When a patient needs a coronary artery bypass graft (CABG) to reroute his or her blood supply, surgeons typically harvest a section of that patient’s saphenous vein or radial artery. This has traditionally been accomplished through an “open” procedure involving a longitudinal incision, which can run as far as from the groin to the ankle. Endoscopic vein-grafting offers a minimally invasive alternative, requiring just one 2-3 cm incision or two even smaller cuts. However, in 2009 a study in the New England Journal of Medicine called into question the long-term viability of these endoscopically-harvested grafts. Our readers may recall the controversy and its coverage in Medgadget.
This month, however, some of the original researchers published a follow-up study in the Journal of the American Medical Association that concluded that “the use of endoscopic vein-graft harvesting compared with open vein-graft harvesting was not associated with increased mortality.” This is a victory for practitioners of endoscopic vessel harvesting (EVH) and companies that make equipment for the procedure, such as Maquet. In order to understand what the implications of the JAMA study are, we spoke to James Keuler (PA-C) of Milwaukee’s Aurora Medical Group, which has been performing EVH for the past 15 years. Keuler has been practicing for 29 years and also serves as President of Intervasc LLC., a medical consulting group in Wisconsin.
Shiv Gaglani, Medgadget: What do you see as the primary advantages and disadvantages of endoscopic vein grafting as opposed to open vein grafting?
James Keuler: Our group out of Wisconsin was actually one of the first groups to start endoscopic vein harvesting (EVH) back in 1997. At that time, I saw a huge difference between EVH and open vein harvesting (OVH), more from the standpoint of patient outcomes and patient satisfaction. I always like to describe it as – the open technique impacts the patient as if they had had a surgical procedure done on their legs as well as on their chest because they felt the surgery so much and experienced so many problems following the procedure. What EVH demonstrated at the beginning was that the patient felt as if there had been no surgery done whatsoever on their legs; the patients didn’t even know they had had any procedure done on their legs.
There were always some questions from the early days around whether the quality was as good with EVH, and that’s something that we always worked to demonstrate here in Milwaukee. Because we helped pioneer the original technique, when papers came out questioning EVH, we always worked at analyzing what exactly it is we’re doing to prove that we’re trying to improve outcomes with EVH.
Also here in Milwaukee, we offer an advanced course that meets once a week, where we look at EVH therapy from a higher level to research and learn new techniques.

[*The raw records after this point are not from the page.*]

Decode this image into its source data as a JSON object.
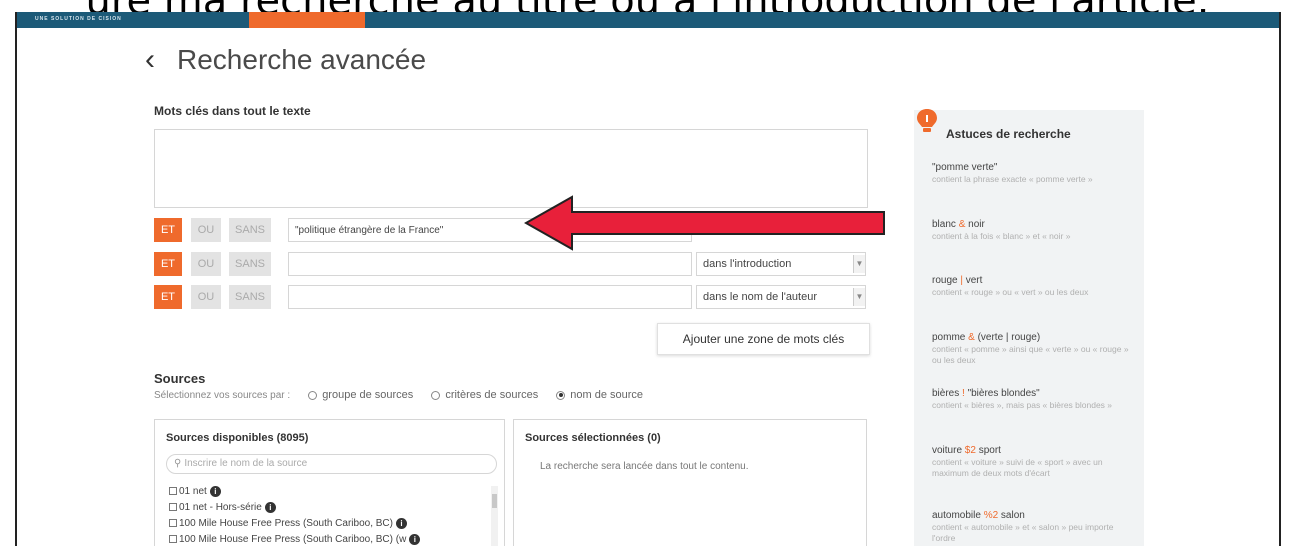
{
  "caption": "ure ma recherche au titre ou à l'introduction de l'article.",
  "topbar": {
    "brand": "UNE SOLUTION DE CISION"
  },
  "header": {
    "back_icon": "chevron-left-icon",
    "title": "Recherche avancée"
  },
  "keywords": {
    "label": "Mots clés dans tout le texte",
    "textarea_value": "",
    "rows": [
      {
        "et": "ET",
        "ou": "OU",
        "sans": "SANS",
        "value": "\"politique étrangère de la France\"",
        "scope": ""
      },
      {
        "et": "ET",
        "ou": "OU",
        "sans": "SANS",
        "value": "",
        "scope": "dans l'introduction"
      },
      {
        "et": "ET",
        "ou": "OU",
        "sans": "SANS",
        "value": "",
        "scope": "dans le nom de l'auteur"
      }
    ],
    "add_zone": "Ajouter une zone de mots clés"
  },
  "sources": {
    "title": "Sources",
    "select_prompt": "Sélectionnez vos sources par :",
    "options": [
      "groupe de sources",
      "critères de sources",
      "nom de source"
    ],
    "selected_option": "nom de source",
    "available_title": "Sources disponibles (8095)",
    "search_placeholder": "Inscrire le nom de la source",
    "available": [
      "01 net",
      "01 net - Hors-série",
      "100 Mile House Free Press (South Cariboo, BC)",
      "100 Mile House Free Press (South Cariboo, BC) (w"
    ],
    "selected_title": "Sources sélectionnées (0)",
    "selected_note": "La recherche sera lancée dans tout le contenu."
  },
  "tips": {
    "title": "Astuces de recherche",
    "items": [
      {
        "q": "\"pomme verte\"",
        "d": "contient la phrase exacte « pomme verte »"
      },
      {
        "q_pre": "blanc ",
        "op": "&",
        "q_post": " noir",
        "d": "contient à la fois « blanc » et « noir »"
      },
      {
        "q_pre": "rouge ",
        "op": "|",
        "q_post": " vert",
        "d": "contient « rouge » ou « vert » ou les deux"
      },
      {
        "q_pre": "pomme ",
        "op": "&",
        "q_post": " (verte | rouge)",
        "d": "contient « pomme » ainsi que « verte » ou « rouge » ou les deux"
      },
      {
        "q_pre": "bières ",
        "op": "!",
        "q_post": " \"bières blondes\"",
        "d": "contient « bières », mais pas « bières blondes »"
      },
      {
        "q_pre": "voiture ",
        "op": "$2",
        "q_post": " sport",
        "d": "contient « voiture » suivi de « sport » avec un maximum de deux mots d'écart"
      },
      {
        "q_pre": "automobile ",
        "op": "%2",
        "q_post": " salon",
        "d": "contient « automobile » et « salon » peu importe l'ordre"
      }
    ]
  },
  "colors": {
    "brand_orange": "#ef6a2c",
    "topbar": "#1c5a78",
    "arrow_red": "#e8203a"
  }
}
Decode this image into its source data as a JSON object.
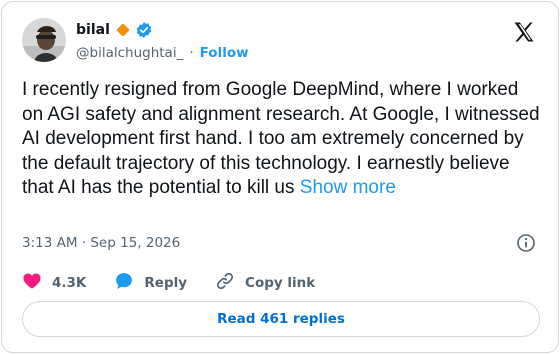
{
  "author": {
    "name": "bilal",
    "handle": "@bilalchughtai_",
    "separator": "·",
    "follow_label": "Follow",
    "badge_icon": "orange-diamond-icon",
    "verified_icon": "verified-check-icon"
  },
  "tweet": {
    "text": "I recently resigned from Google DeepMind, where I worked on AGI safety and alignment research. At Google, I witnessed AI development first hand. I too am extremely concerned by the default trajectory of this technology. I earnestly believe that AI has the potential to kill us",
    "show_more": "Show more",
    "timestamp": "3:13 AM · Sep 15, 2026"
  },
  "actions": {
    "likes": "4.3K",
    "reply": "Reply",
    "copy_link": "Copy link"
  },
  "replies_button": "Read 461 replies",
  "colors": {
    "accent": "#1d9bf0",
    "like": "#f91880",
    "badge": "#f4900c",
    "text": "#0f1419",
    "muted": "#536471"
  }
}
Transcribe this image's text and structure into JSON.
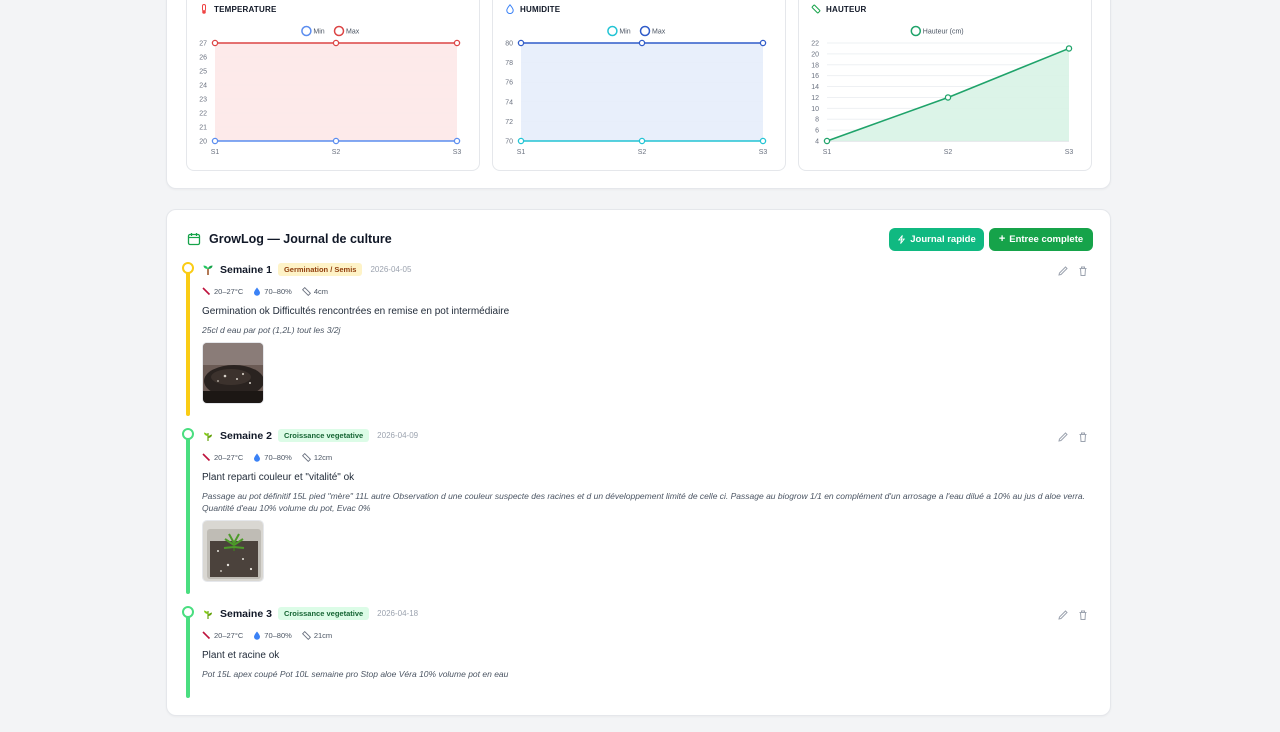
{
  "charts": [
    {
      "title": "TEMPERATURE",
      "icon": "thermometer-icon",
      "color": "#ef4444",
      "chart_data": {
        "type": "line",
        "x": [
          "S1",
          "S2",
          "S3"
        ],
        "ylim": [
          20,
          27
        ],
        "yticks": [
          20,
          21,
          22,
          23,
          24,
          25,
          26,
          27
        ],
        "grid": true,
        "legend": "top-center",
        "series": [
          {
            "name": "Min",
            "values": [
              20,
              20,
              20
            ],
            "color": "#5b8def"
          },
          {
            "name": "Max",
            "values": [
              27,
              27,
              27
            ],
            "color": "#dc4444"
          }
        ],
        "fill": {
          "from": "Min",
          "to": "Max",
          "color": "#fde8e8"
        }
      }
    },
    {
      "title": "HUMIDITE",
      "icon": "droplet-icon",
      "color": "#3b82f6",
      "chart_data": {
        "type": "line",
        "x": [
          "S1",
          "S2",
          "S3"
        ],
        "ylim": [
          70,
          80
        ],
        "yticks": [
          70,
          72,
          74,
          76,
          78,
          80
        ],
        "grid": true,
        "legend": "top-center",
        "series": [
          {
            "name": "Min",
            "values": [
              70,
              70,
              70
            ],
            "color": "#22c4d4"
          },
          {
            "name": "Max",
            "values": [
              80,
              80,
              80
            ],
            "color": "#2f5bc9"
          }
        ],
        "fill": {
          "from": "Min",
          "to": "Max",
          "color": "#e6edfb"
        }
      }
    },
    {
      "title": "HAUTEUR",
      "icon": "ruler-icon",
      "color": "#16a34a",
      "chart_data": {
        "type": "area",
        "x": [
          "S1",
          "S2",
          "S3"
        ],
        "ylim": [
          4,
          22
        ],
        "yticks": [
          4,
          6,
          8,
          10,
          12,
          14,
          16,
          18,
          20,
          22
        ],
        "grid": true,
        "legend": "top-center",
        "series": [
          {
            "name": "Hauteur (cm)",
            "values": [
              4,
              12,
              21
            ],
            "color": "#1fa36a"
          }
        ],
        "fill": {
          "from": "axis",
          "to": "Hauteur (cm)",
          "color": "#d8f3e5"
        }
      }
    }
  ],
  "growlog": {
    "title": "GrowLog — Journal de culture",
    "quick_label": "Journal rapide",
    "full_label": "Entree complete",
    "entries": [
      {
        "icon": "sprout-icon",
        "week": "Semaine 1",
        "stage": "Germination / Semis",
        "stage_bg": "#fef3c7",
        "stage_fg": "#92400e",
        "line_color": "#facc15",
        "date": "2026-04-05",
        "temp": "20–27°C",
        "humidity": "70–80%",
        "height": "4cm",
        "main": "Germination ok Difficultés rencontrées en remise en pot intermédiaire",
        "note": "25cl d eau par pot (1,2L) tout les 3/2j"
      },
      {
        "icon": "plant-icon",
        "week": "Semaine 2",
        "stage": "Croissance vegetative",
        "stage_bg": "#dcfce7",
        "stage_fg": "#166534",
        "line_color": "#4ade80",
        "date": "2026-04-09",
        "temp": "20–27°C",
        "humidity": "70–80%",
        "height": "12cm",
        "main": "Plant reparti couleur et \"vitalité\" ok",
        "note": "Passage au pot définitif 15L pied \"mère\" 11L autre Observation d une couleur suspecte des racines et d un développement limité de celle ci. Passage au biogrow 1/1 en complément d'un arrosage a l'eau dilué a 10% au jus d aloe verra. Quantité d'eau 10% volume du pot, Evac 0%"
      },
      {
        "icon": "plant-icon",
        "week": "Semaine 3",
        "stage": "Croissance vegetative",
        "stage_bg": "#dcfce7",
        "stage_fg": "#166534",
        "line_color": "#4ade80",
        "date": "2026-04-18",
        "temp": "20–27°C",
        "humidity": "70–80%",
        "height": "21cm",
        "main": "Plant et racine ok",
        "note": "Pot 15L apex coupé Pot 10L semaine pro Stop aloe Véra 10% volume pot en eau"
      }
    ]
  }
}
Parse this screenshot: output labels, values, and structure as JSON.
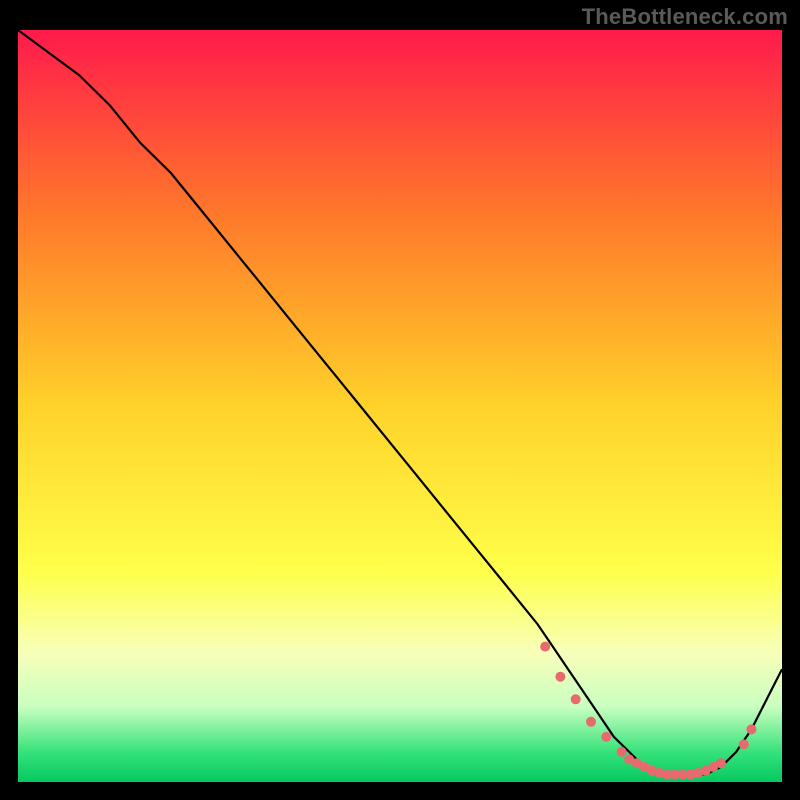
{
  "watermark": "TheBottleneck.com",
  "chart_data": {
    "type": "line",
    "title": "",
    "xlabel": "",
    "ylabel": "",
    "xlim": [
      0,
      100
    ],
    "ylim": [
      0,
      100
    ],
    "grid": false,
    "gradient_stops": [
      {
        "offset": 0,
        "color": "#ff1a4b"
      },
      {
        "offset": 25,
        "color": "#ff7a2a"
      },
      {
        "offset": 50,
        "color": "#ffd22a"
      },
      {
        "offset": 72,
        "color": "#ffff4a"
      },
      {
        "offset": 83,
        "color": "#f7ffba"
      },
      {
        "offset": 90,
        "color": "#c9ffc0"
      },
      {
        "offset": 96,
        "color": "#36e27a"
      },
      {
        "offset": 100,
        "color": "#06c95f"
      }
    ],
    "series": [
      {
        "name": "bottleneck-curve",
        "color": "#000000",
        "x": [
          0,
          4,
          8,
          12,
          16,
          20,
          24,
          28,
          32,
          36,
          40,
          44,
          48,
          52,
          56,
          60,
          64,
          68,
          70,
          72,
          74,
          76,
          78,
          80,
          82,
          84,
          86,
          88,
          90,
          92,
          94,
          96,
          98,
          100
        ],
        "y": [
          100,
          97,
          94,
          90,
          85,
          81,
          76,
          71,
          66,
          61,
          56,
          51,
          46,
          41,
          36,
          31,
          26,
          21,
          18,
          15,
          12,
          9,
          6,
          4,
          2,
          1,
          1,
          1,
          1,
          2,
          4,
          7,
          11,
          15
        ]
      }
    ],
    "markers": {
      "name": "highlight-points",
      "color": "#e76a6f",
      "radius": 5,
      "x": [
        69,
        71,
        73,
        75,
        77,
        79,
        80,
        81,
        82,
        83,
        84,
        85,
        86,
        87,
        88,
        89,
        90,
        91,
        92,
        95,
        96
      ],
      "y": [
        18,
        14,
        11,
        8,
        6,
        4,
        3,
        2.5,
        2,
        1.5,
        1.2,
        1,
        1,
        1,
        1,
        1.2,
        1.5,
        2,
        2.5,
        5,
        7
      ]
    }
  }
}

We’ve come up with a new way to perform EVH that we’re hoping will be better than OVH – we call it a “gentle technique” where there’s almost no touch during the removal of the vein.
Medgadget: Following the Lopes et. al., paper in NEJM in 2009, did you see a drop in endoscopic vein grafting? Was there pressure to stop using the procedure?
Keuler: Locally here in Milwaukee we didn’t abandon the technique or reduce usage – however, we did examine the technique very carefully following the 2009 NEJM publication. The paper raised a lot of questions, but it was a good time for us to take a look at what we were doing and analyze whether we were doing a good job. From those who were attending the advanced course that we offer, about 15 percent of them reverted back to OVH following that article, so there was some impact.
Medgadget: What do you find most interesting about the present study in JAMA? How will this change the field, if at all?
Keuler: I think it was very interesting that these JAMA findings came from the same group as the one that published the 2009 data in NEJM – and I think that was a good thing. I think it validated the findings even more because it showed that the same group looked at both techniques again more scientifically and came to the conclusion that there was, in fact, no difference between EVH and OVH. My group here in Milwaukee certainly felt that, from our background and experience, what this new JAMA study showed should have been the finding. This finally puts to rest any questions or doubts that a surgeon or harvester may have whether EVH is better than OVH.
For additional information here is a video demonstrating EVH: